====== DATASET ENTRIES

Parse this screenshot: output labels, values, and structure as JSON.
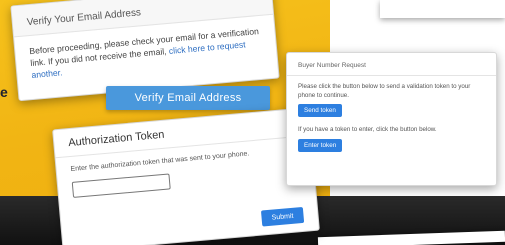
{
  "background": {
    "stray_letter": "e"
  },
  "verify_card": {
    "title": "Verify Your Email Address",
    "body_text": "Before proceeding, please check your email for a verification link. If you did not receive the email,",
    "request_link": "click here to request another.",
    "verify_button": "Verify Email Address"
  },
  "auth_card": {
    "title": "Authorization Token",
    "instruction": "Enter the authorization token that was sent to your phone.",
    "input_value": "",
    "submit_button": "Submit"
  },
  "phone_card": {
    "title": "Buyer Number Request",
    "send_text": "Please click the button below to send a validation token to your phone to continue.",
    "send_button": "Send token",
    "enter_text": "If you have a token to enter, click the button below.",
    "enter_button": "Enter token"
  },
  "colors": {
    "accent_yellow": "#f1b514",
    "primary_blue": "#2d7fe0",
    "verify_blue": "#4a98dc",
    "link_blue": "#2f6fc2"
  }
}
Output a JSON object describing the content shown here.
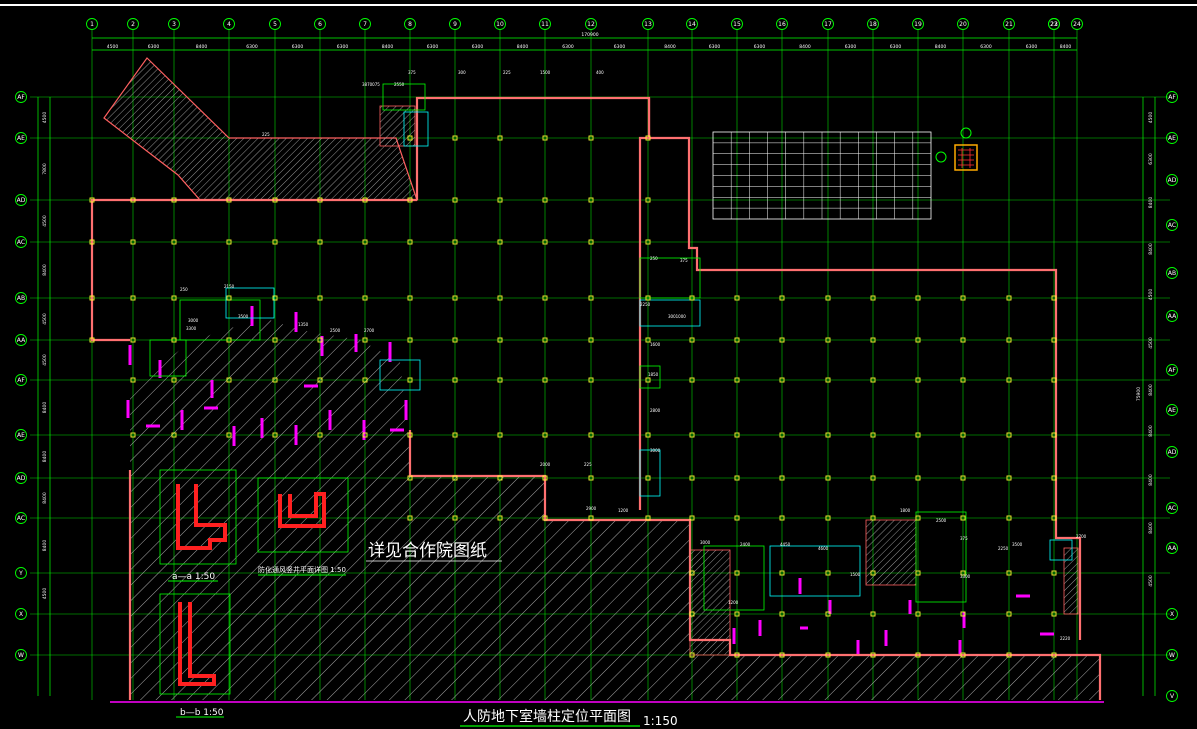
{
  "colors": {
    "background": "#000000",
    "grid_line": "#00ff00",
    "wall": "#ff6060",
    "wall_fill": "#ff9a9a",
    "hatch": "#bbbbbb",
    "column": "#ffff33",
    "magenta": "#ff00ff",
    "red_detail": "#ff2020",
    "text": "#ffffff",
    "title_underline": "#00ff00"
  },
  "axes": {
    "vertical": [
      "1",
      "2",
      "3",
      "4",
      "5",
      "6",
      "7",
      "8",
      "9",
      "10",
      "11",
      "12",
      "13",
      "14",
      "15",
      "16",
      "17",
      "18",
      "19",
      "20",
      "21",
      "22",
      "23",
      "24"
    ],
    "horizontal": [
      "AF",
      "AE",
      "AD",
      "AC",
      "AB",
      "AA",
      "Y",
      "X",
      "W",
      "V"
    ],
    "left_side": [
      "AF",
      "AE",
      "AD",
      "AC",
      "AB",
      "AA",
      "Y",
      "X",
      "W"
    ],
    "right_side": [
      "AF",
      "AE",
      "AD",
      "AC",
      "AB",
      "AA",
      "Y",
      "X",
      "W",
      "V"
    ],
    "top_dimensions": [
      "4500",
      "6300",
      "8400",
      "6300",
      "6300",
      "6300",
      "8400",
      "6300",
      "6300",
      "8400",
      "6300",
      "6300",
      "8400",
      "6300",
      "6300",
      "8400",
      "6300",
      "6300",
      "8400",
      "6300",
      "6300",
      "8400",
      "6300"
    ],
    "total_dimension": "170900",
    "left_dimensions": [
      "4500",
      "7800",
      "4500",
      "8400",
      "4500",
      "4500",
      "8400",
      "8400",
      "8400",
      "8400",
      "4500"
    ],
    "right_dimensions": [
      "4500",
      "6300",
      "8400",
      "8400",
      "4500",
      "4500",
      "8400",
      "8400",
      "8400",
      "8400",
      "4500"
    ],
    "right_total": "75900"
  },
  "labels": {
    "detail_note": "详见合作院图纸",
    "main_title": "人防地下室墙柱定位平面图",
    "main_scale": "1:150",
    "section_a": "a—a 1:50",
    "section_b": "b—b 1:50",
    "section_c": "防化通风竖井平面详图 1:50"
  },
  "annotations": [
    "2550",
    "375",
    "225",
    "3870075",
    "300",
    "225",
    "1500",
    "400",
    "250",
    "2150",
    "3000",
    "3500",
    "1350",
    "2500",
    "2700",
    "3300",
    "250",
    "375",
    "2250",
    "3001000",
    "1600",
    "1850",
    "2800",
    "3000",
    "2000",
    "225",
    "2900",
    "1200",
    "3000",
    "2400",
    "4450",
    "4600",
    "1500",
    "1800",
    "2500",
    "375",
    "3300",
    "2250",
    "3500",
    "2700",
    "2220",
    "1200"
  ]
}
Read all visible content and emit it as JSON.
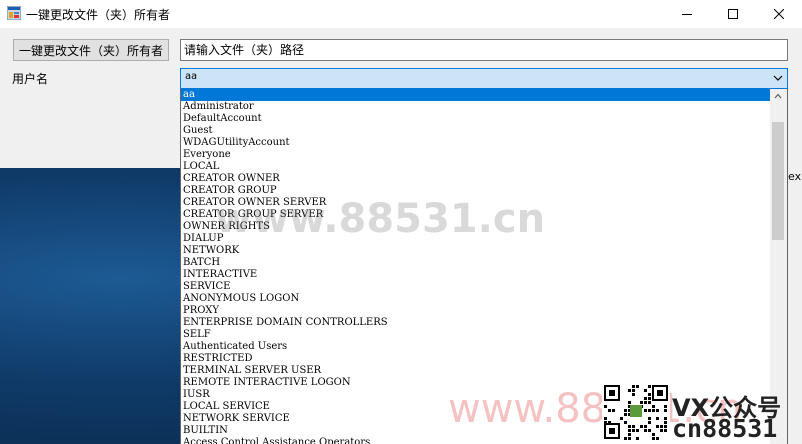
{
  "window": {
    "title": "一键更改文件（夹）所有者"
  },
  "form": {
    "change_owner_button": "一键更改文件（夹）所有者",
    "path_placeholder": "请输入文件（夹）路径",
    "user_label": "用户名",
    "user_selected": "aa"
  },
  "dropdown": {
    "options": [
      "aa",
      "Administrator",
      "DefaultAccount",
      "Guest",
      "WDAGUtilityAccount",
      "Everyone",
      "LOCAL",
      "CREATOR OWNER",
      "CREATOR GROUP",
      "CREATOR OWNER SERVER",
      "CREATOR GROUP SERVER",
      "OWNER RIGHTS",
      "DIALUP",
      "NETWORK",
      "BATCH",
      "INTERACTIVE",
      "SERVICE",
      "ANONYMOUS LOGON",
      "PROXY",
      "ENTERPRISE DOMAIN CONTROLLERS",
      "SELF",
      "Authenticated Users",
      "RESTRICTED",
      "TERMINAL SERVER USER",
      "REMOTE INTERACTIVE LOGON",
      "IUSR",
      "LOCAL SERVICE",
      "NETWORK SERVICE",
      "BUILTIN",
      "Access Control Assistance Operators"
    ]
  },
  "background": {
    "partial_text": "ex"
  },
  "watermark": {
    "center": "www.88531.cn",
    "bottom": "www.88531.cn",
    "vx": "VX公众号",
    "cn": "cn88531"
  },
  "icons": {
    "app": "app-icon",
    "minimize": "minimize-icon",
    "maximize": "maximize-icon",
    "close": "close-icon",
    "dropdown_arrow": "chevron-down-icon",
    "scroll_up": "scroll-up-icon",
    "qr": "qr-code-icon"
  },
  "colors": {
    "selection": "#0078d7",
    "combo_bg": "#cce4f7",
    "window_bg": "#f0f0f0"
  }
}
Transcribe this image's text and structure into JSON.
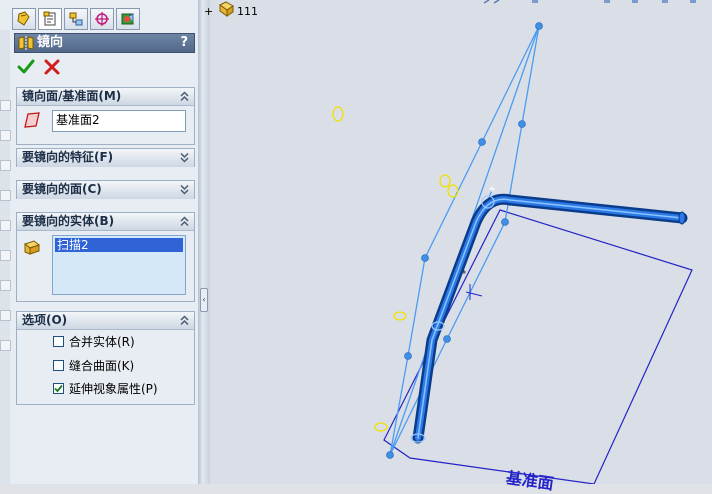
{
  "panel": {
    "tabs": [
      "feature-manager-icon",
      "property-manager-icon",
      "configuration-manager-icon",
      "dimxpert-icon",
      "display-manager-icon"
    ],
    "title": "镜向",
    "help": "?",
    "ok_icon": "check-icon",
    "cancel_icon": "close-icon",
    "groups": {
      "mirror_face": {
        "label": "镜向面/基准面(M)",
        "value": "基准面2",
        "state": "expanded"
      },
      "features": {
        "label": "要镜向的特征(F)",
        "state": "collapsed"
      },
      "faces": {
        "label": "要镜向的面(C)",
        "state": "collapsed"
      },
      "bodies": {
        "label": "要镜向的实体(B)",
        "selected_item": "扫描2",
        "state": "expanded"
      },
      "options": {
        "label": "选项(O)",
        "state": "expanded",
        "items": [
          {
            "label": "合并实体(R)",
            "checked": false
          },
          {
            "label": "缝合曲面(K)",
            "checked": false
          },
          {
            "label": "延伸视象属性(P)",
            "checked": true
          }
        ]
      }
    }
  },
  "viewport": {
    "tree_expand": "+",
    "tree_label": "111",
    "plane_label": "基准面",
    "colors": {
      "background": "#dadfe7",
      "plane": "#2424c8",
      "sketch": "#4a9cf2",
      "sweep": "#0d5fd0",
      "ellipse": "#f0e000"
    }
  }
}
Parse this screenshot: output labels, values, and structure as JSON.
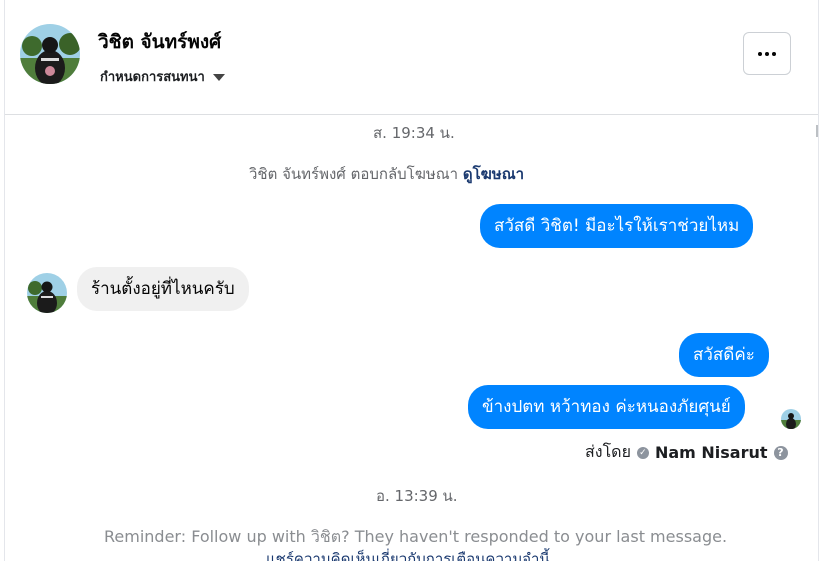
{
  "header": {
    "contact_name": "วิชิต จันทร์พงศ์",
    "conversation_settings": "กำหนดการสนทนา"
  },
  "thread": {
    "timestamp_1": "ส. 19:34 น.",
    "system_message_text": "วิชิต จันทร์พงศ์ ตอบกลับโฆษณา",
    "system_message_link": "ดูโฆษณา",
    "msg_out_1": "สวัสดี วิชิต! มีอะไรให้เราช่วยไหม",
    "msg_in_1": "ร้านตั้งอยู่ที่ไหนครับ",
    "msg_out_2": "สวัสดีค่ะ",
    "msg_out_3": "ข้างปตท หว้าทอง ค่ะหนองภัยศุนย์",
    "sent_by_label": "ส่งโดย",
    "sender_name": "Nam Nisarut",
    "timestamp_2": "อ. 13:39 น.",
    "reminder_text": "Reminder: Follow up with วิชิต? They haven't responded to your last message.",
    "reminder_link_text": "แชร์ความคิดเห็นเกี่ยวกับการเตือนความจำนี้"
  },
  "colors": {
    "outgoing_bubble": "#0084ff",
    "incoming_bubble": "#f0f0f0",
    "link": "#1b3a70",
    "muted_text": "#65676b"
  },
  "icons": {
    "more": "more-dots-icon",
    "dropdown": "caret-down-icon",
    "help": "question-icon",
    "verified": "check-circle-icon"
  }
}
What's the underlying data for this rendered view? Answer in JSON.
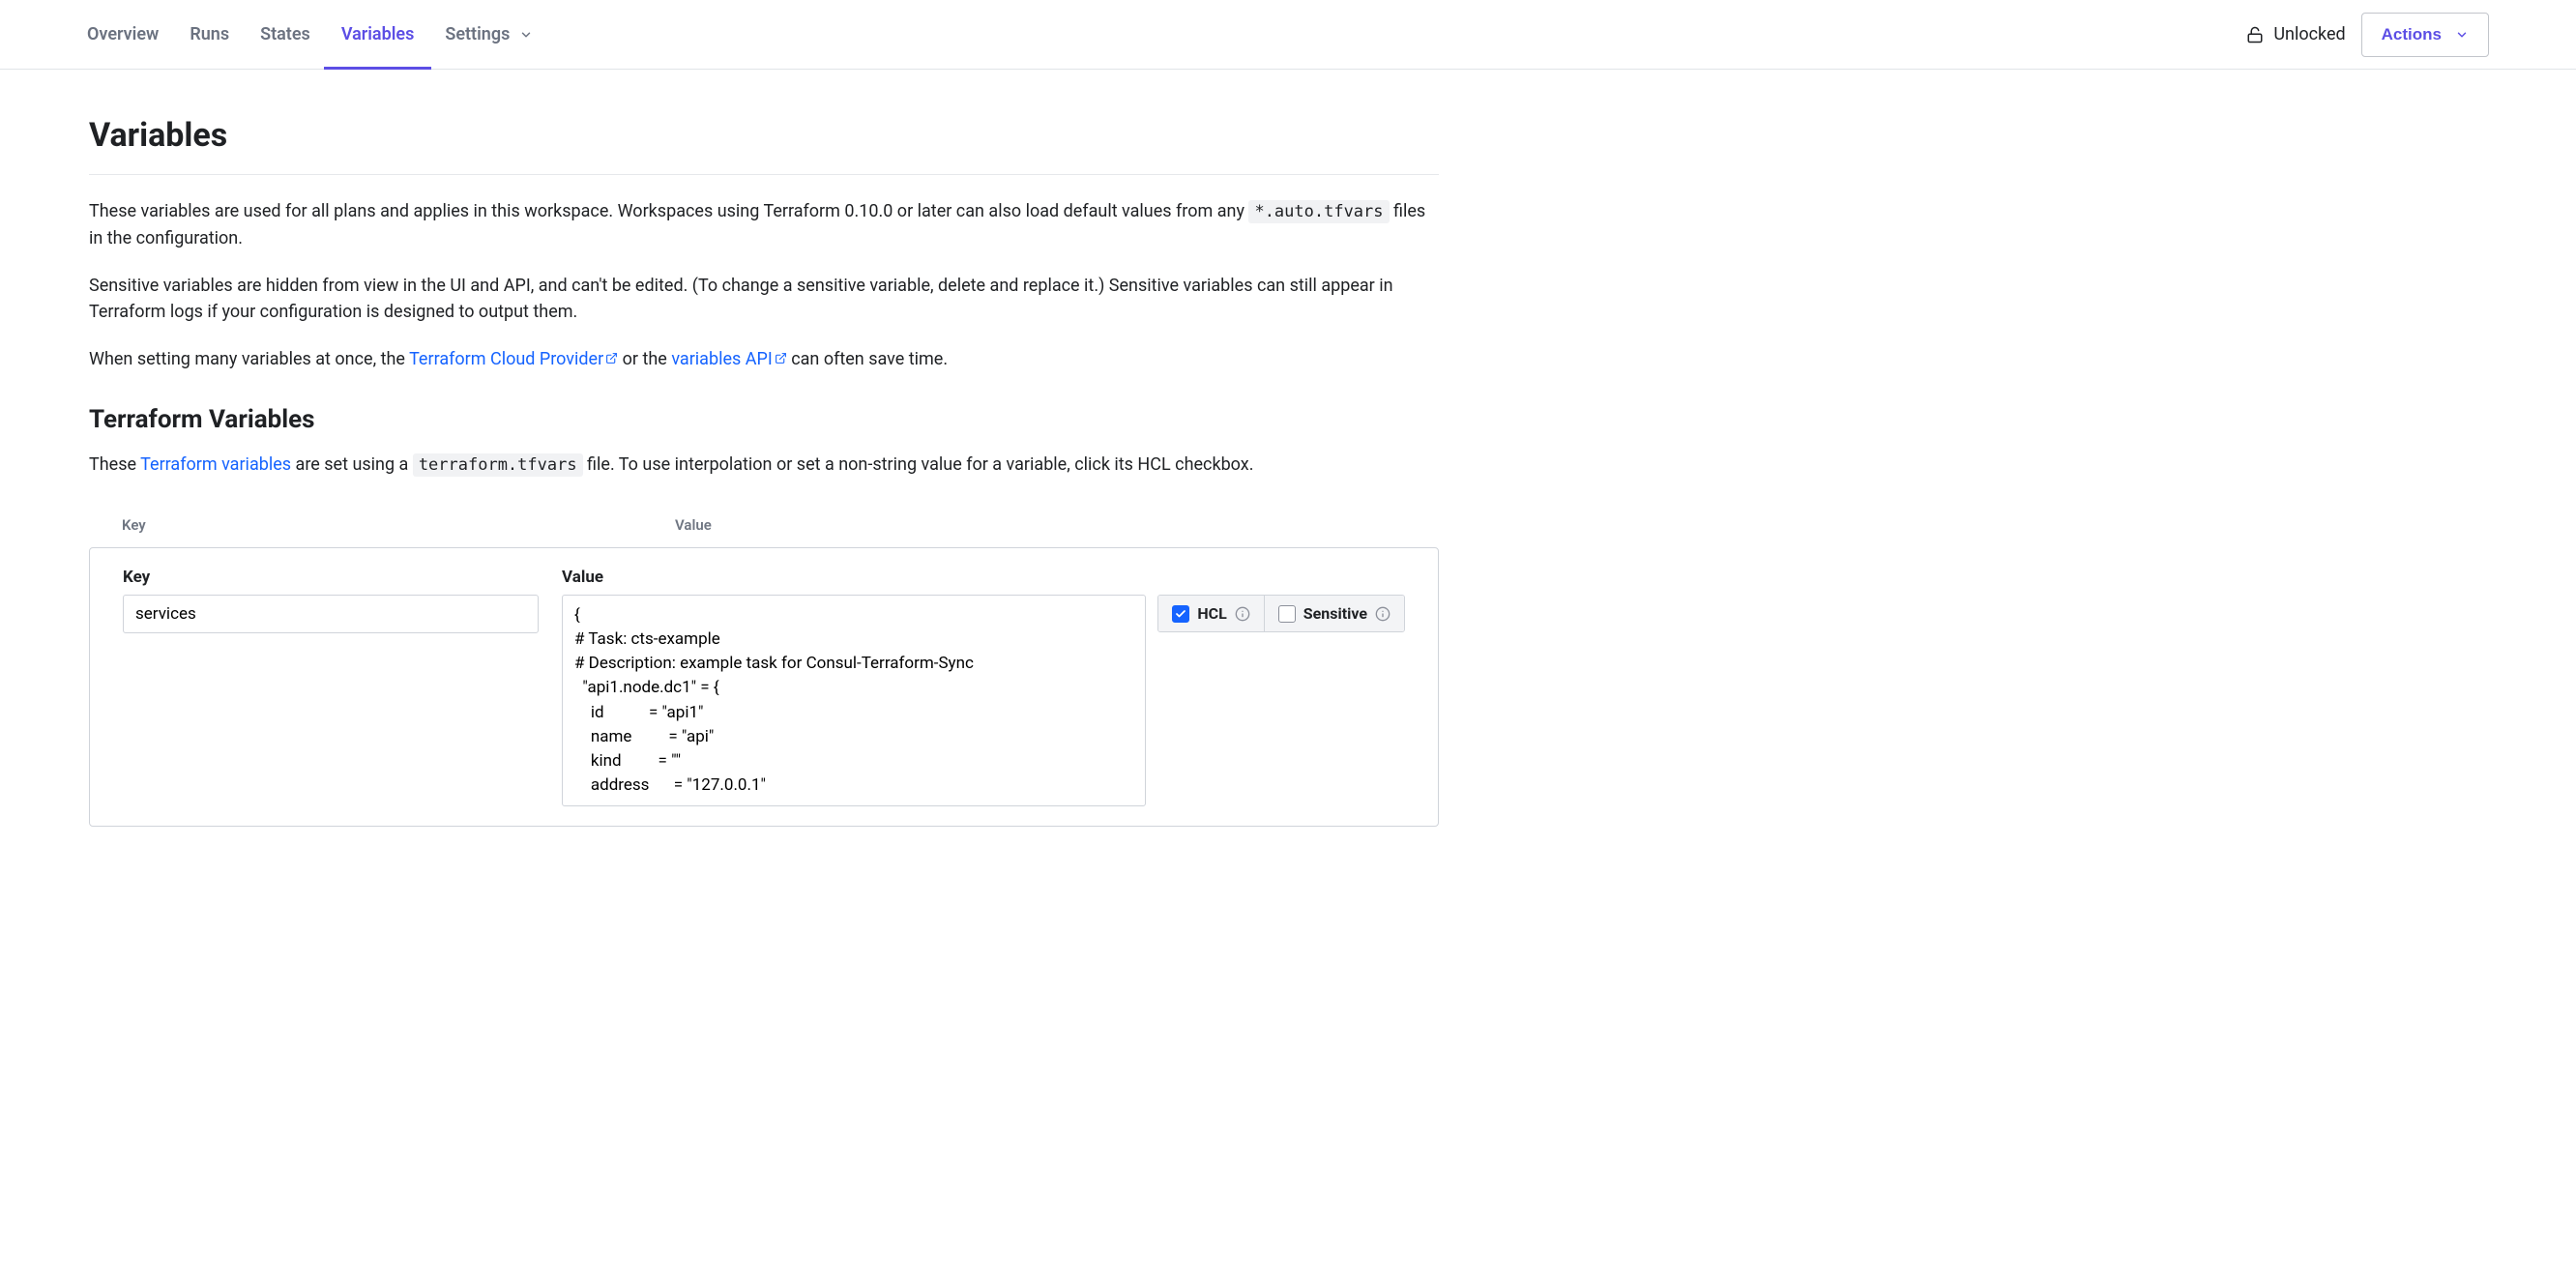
{
  "tabs": {
    "overview": "Overview",
    "runs": "Runs",
    "states": "States",
    "variables": "Variables",
    "settings": "Settings"
  },
  "status": {
    "unlocked": "Unlocked"
  },
  "actions_button": "Actions",
  "page_title": "Variables",
  "descriptions": {
    "para1_before": "These variables are used for all plans and applies in this workspace. Workspaces using Terraform 0.10.0 or later can also load default values from any ",
    "para1_code": "*.auto.tfvars",
    "para1_after": " files in the configuration.",
    "para2": "Sensitive variables are hidden from view in the UI and API, and can't be edited. (To change a sensitive variable, delete and replace it.) Sensitive variables can still appear in Terraform logs if your configuration is designed to output them.",
    "para3_before": "When setting many variables at once, the ",
    "para3_link1": "Terraform Cloud Provider",
    "para3_mid": " or the ",
    "para3_link2": "variables API",
    "para3_after": " can often save time."
  },
  "section_title": "Terraform Variables",
  "section_desc": {
    "before": "These ",
    "link": "Terraform variables",
    "mid": " are set using a ",
    "code": "terraform.tfvars",
    "after": " file. To use interpolation or set a non-string value for a variable, click its HCL checkbox."
  },
  "table": {
    "header_key": "Key",
    "header_value": "Value"
  },
  "editor": {
    "key_label": "Key",
    "value_label": "Value",
    "key_value": "services",
    "value_content": "{\n# Task: cts-example\n# Description: example task for Consul-Terraform-Sync\n  \"api1.node.dc1\" = {\n    id           = \"api1\"\n    name         = \"api\"\n    kind         = \"\"\n    address      = \"127.0.0.1\"",
    "hcl_label": "HCL",
    "sensitive_label": "Sensitive",
    "hcl_checked": true,
    "sensitive_checked": false
  }
}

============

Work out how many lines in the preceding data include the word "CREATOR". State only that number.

● ANSWER TO THE EXERCISE
4